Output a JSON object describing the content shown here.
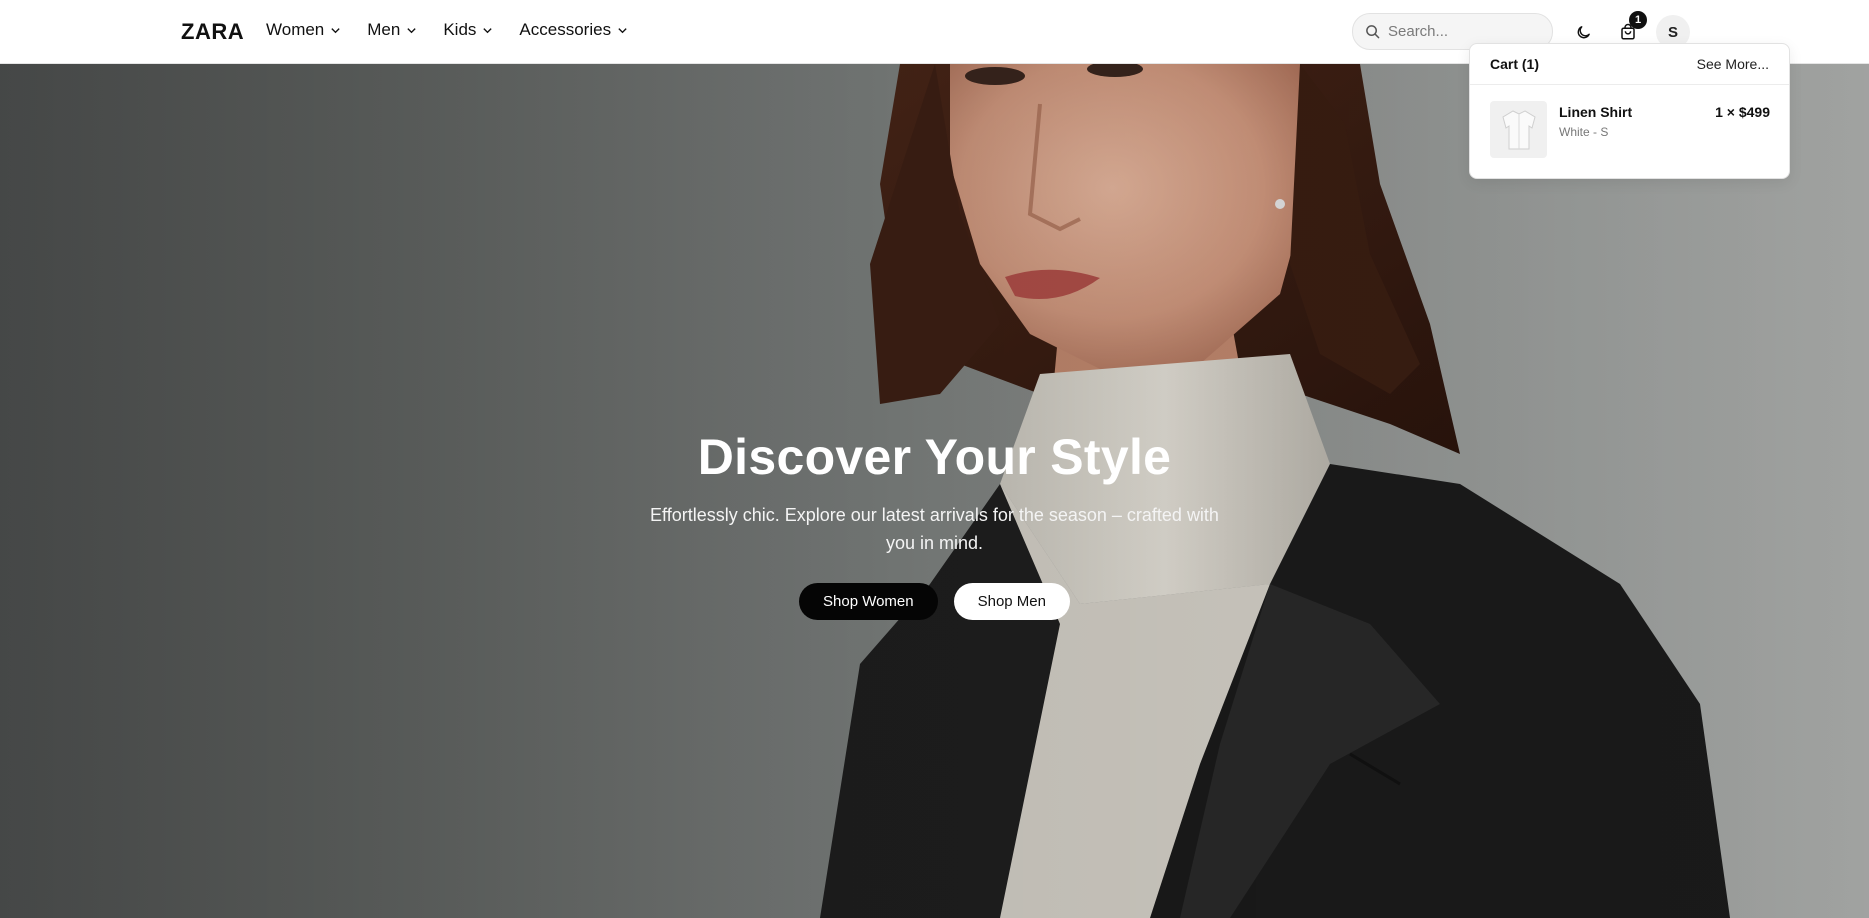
{
  "header": {
    "logo": "ZARA",
    "nav": [
      {
        "label": "Women"
      },
      {
        "label": "Men"
      },
      {
        "label": "Kids"
      },
      {
        "label": "Accessories"
      }
    ],
    "search_placeholder": "Search...",
    "cart_count": "1",
    "avatar_initial": "S"
  },
  "hero": {
    "title": "Discover Your Style",
    "subtitle": "Effortlessly chic. Explore our latest arrivals for the season – crafted with you in mind.",
    "buttons": {
      "primary": "Shop Women",
      "secondary": "Shop Men"
    }
  },
  "cart_dropdown": {
    "title": "Cart (1)",
    "see_more": "See More...",
    "items": [
      {
        "name": "Linen Shirt",
        "variant": "White - S",
        "qty_price": "1 × $499"
      }
    ]
  },
  "colors": {
    "accent": "#050505",
    "background": "#ffffff"
  }
}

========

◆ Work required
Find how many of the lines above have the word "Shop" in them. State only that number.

◆ Answer to this task
2